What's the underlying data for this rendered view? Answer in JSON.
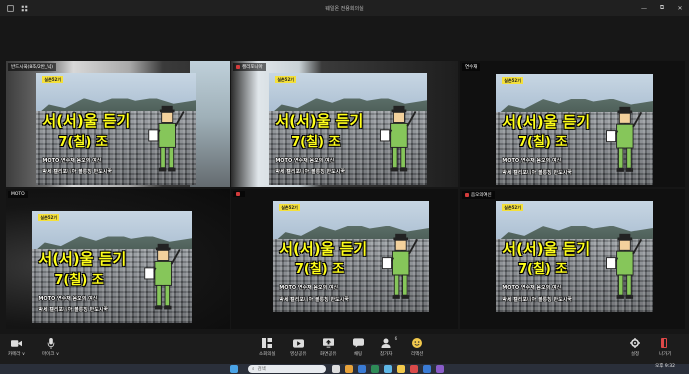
{
  "window": {
    "title": "웨일온 전용회의실",
    "grid_icon": "grid-icon",
    "home_icon": "home-icon",
    "minimize_glyph": "—",
    "maximize_glyph": "⧉",
    "close_glyph": "✕"
  },
  "slide": {
    "tag": "실촌52기",
    "line1": "서(서)울 듣기",
    "line2": "7(칠) 조",
    "line3": "MOTO  연수재  음오의 여신",
    "line4": "박세  캘리포니아  블롱칭  반도시꾹"
  },
  "participants": [
    {
      "name": "반드시꾹(8조/2반_닉)",
      "muted": false,
      "active": true
    },
    {
      "name": "캘리포니아",
      "muted": true,
      "active": false
    },
    {
      "name": "연수재",
      "muted": false,
      "active": false
    },
    {
      "name": "MOTO",
      "muted": false,
      "active": false
    },
    {
      "name": "",
      "muted": true,
      "active": false
    },
    {
      "name": "음오의여신",
      "muted": true,
      "active": false
    }
  ],
  "toolbar": {
    "left": [
      {
        "label": "카메라 ∨",
        "icon": "camera-icon"
      },
      {
        "label": "마이크 ∨",
        "icon": "microphone-icon"
      }
    ],
    "center": [
      {
        "label": "소회의실",
        "icon": "breakout-rooms-icon"
      },
      {
        "label": "영상공유",
        "icon": "video-share-icon"
      },
      {
        "label": "화면공유",
        "icon": "screen-share-icon"
      },
      {
        "label": "채팅",
        "icon": "chat-icon"
      },
      {
        "label": "참가자",
        "icon": "participants-icon",
        "badge": "6"
      },
      {
        "label": "리액션",
        "icon": "reaction-icon"
      }
    ],
    "right": [
      {
        "label": "설정",
        "icon": "settings-icon"
      },
      {
        "label": "나가기",
        "icon": "leave-icon"
      }
    ]
  },
  "taskbar": {
    "search_placeholder": "검색",
    "time": "오후 9:32",
    "date": "",
    "accent_colors": [
      "#2e8b57",
      "#3a7bd5",
      "#e8a33b",
      "#d94a4a",
      "#5fb8e8",
      "#f2c94c"
    ]
  },
  "colors": {
    "active_border": "#2f9e4a",
    "slide_text": "#ffff1a",
    "leave_red": "#e04848"
  }
}
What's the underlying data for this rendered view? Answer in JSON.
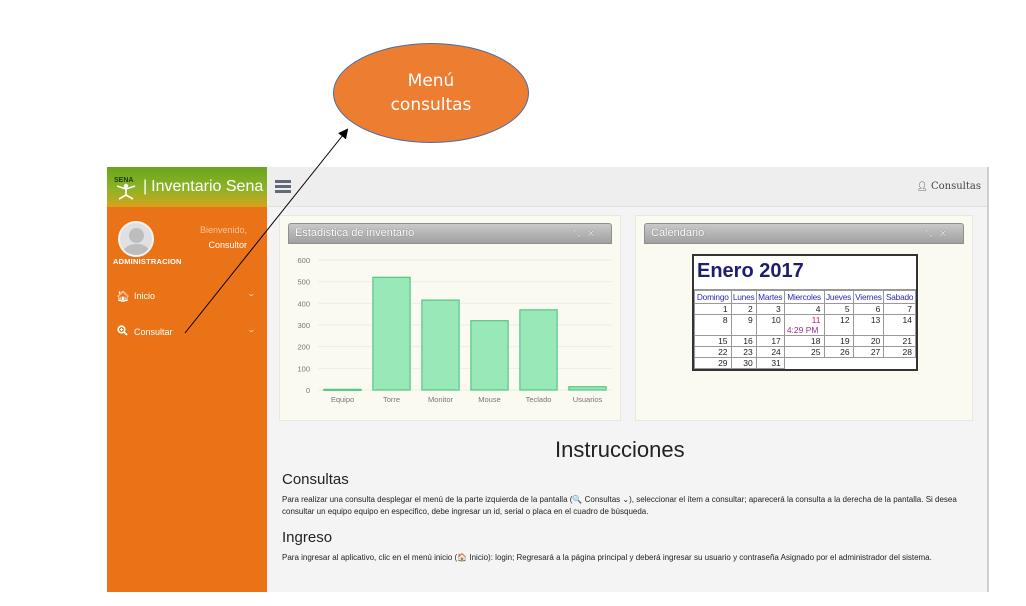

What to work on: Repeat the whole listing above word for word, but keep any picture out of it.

Output of the exercise:
What's the underlying data for this rendered view? Answer in JSON.
{
  "window": {
    "title": "웨일온 전용회의실",
    "grid_icon": "grid-icon",
    "home_icon": "home-icon",
    "minimize_glyph": "—",
    "maximize_glyph": "⧉",
    "close_glyph": "✕"
  },
  "slide": {
    "tag": "실촌52기",
    "line1": "서(서)울 듣기",
    "line2": "7(칠) 조",
    "line3": "MOTO  연수재  음오의 여신",
    "line4": "박세  캘리포니아  블롱칭  반도시꾹"
  },
  "participants": [
    {
      "name": "반드시꾹(8조/2반_닉)",
      "muted": false,
      "active": true
    },
    {
      "name": "캘리포니아",
      "muted": true,
      "active": false
    },
    {
      "name": "연수재",
      "muted": false,
      "active": false
    },
    {
      "name": "MOTO",
      "muted": false,
      "active": false
    },
    {
      "name": "",
      "muted": true,
      "active": false
    },
    {
      "name": "음오의여신",
      "muted": true,
      "active": false
    }
  ],
  "toolbar": {
    "left": [
      {
        "label": "카메라 ∨",
        "icon": "camera-icon"
      },
      {
        "label": "마이크 ∨",
        "icon": "microphone-icon"
      }
    ],
    "center": [
      {
        "label": "소회의실",
        "icon": "breakout-rooms-icon"
      },
      {
        "label": "영상공유",
        "icon": "video-share-icon"
      },
      {
        "label": "화면공유",
        "icon": "screen-share-icon"
      },
      {
        "label": "채팅",
        "icon": "chat-icon"
      },
      {
        "label": "참가자",
        "icon": "participants-icon",
        "badge": "6"
      },
      {
        "label": "리액션",
        "icon": "reaction-icon"
      }
    ],
    "right": [
      {
        "label": "설정",
        "icon": "settings-icon"
      },
      {
        "label": "나가기",
        "icon": "leave-icon"
      }
    ]
  },
  "taskbar": {
    "search_placeholder": "검색",
    "time": "오후 9:32",
    "date": "",
    "accent_colors": [
      "#2e8b57",
      "#3a7bd5",
      "#e8a33b",
      "#d94a4a",
      "#5fb8e8",
      "#f2c94c"
    ]
  },
  "colors": {
    "active_border": "#2f9e4a",
    "slide_text": "#ffff1a",
    "leave_red": "#e04848"
  }
}
What's the underlying data for this rendered view? Answer in JSON.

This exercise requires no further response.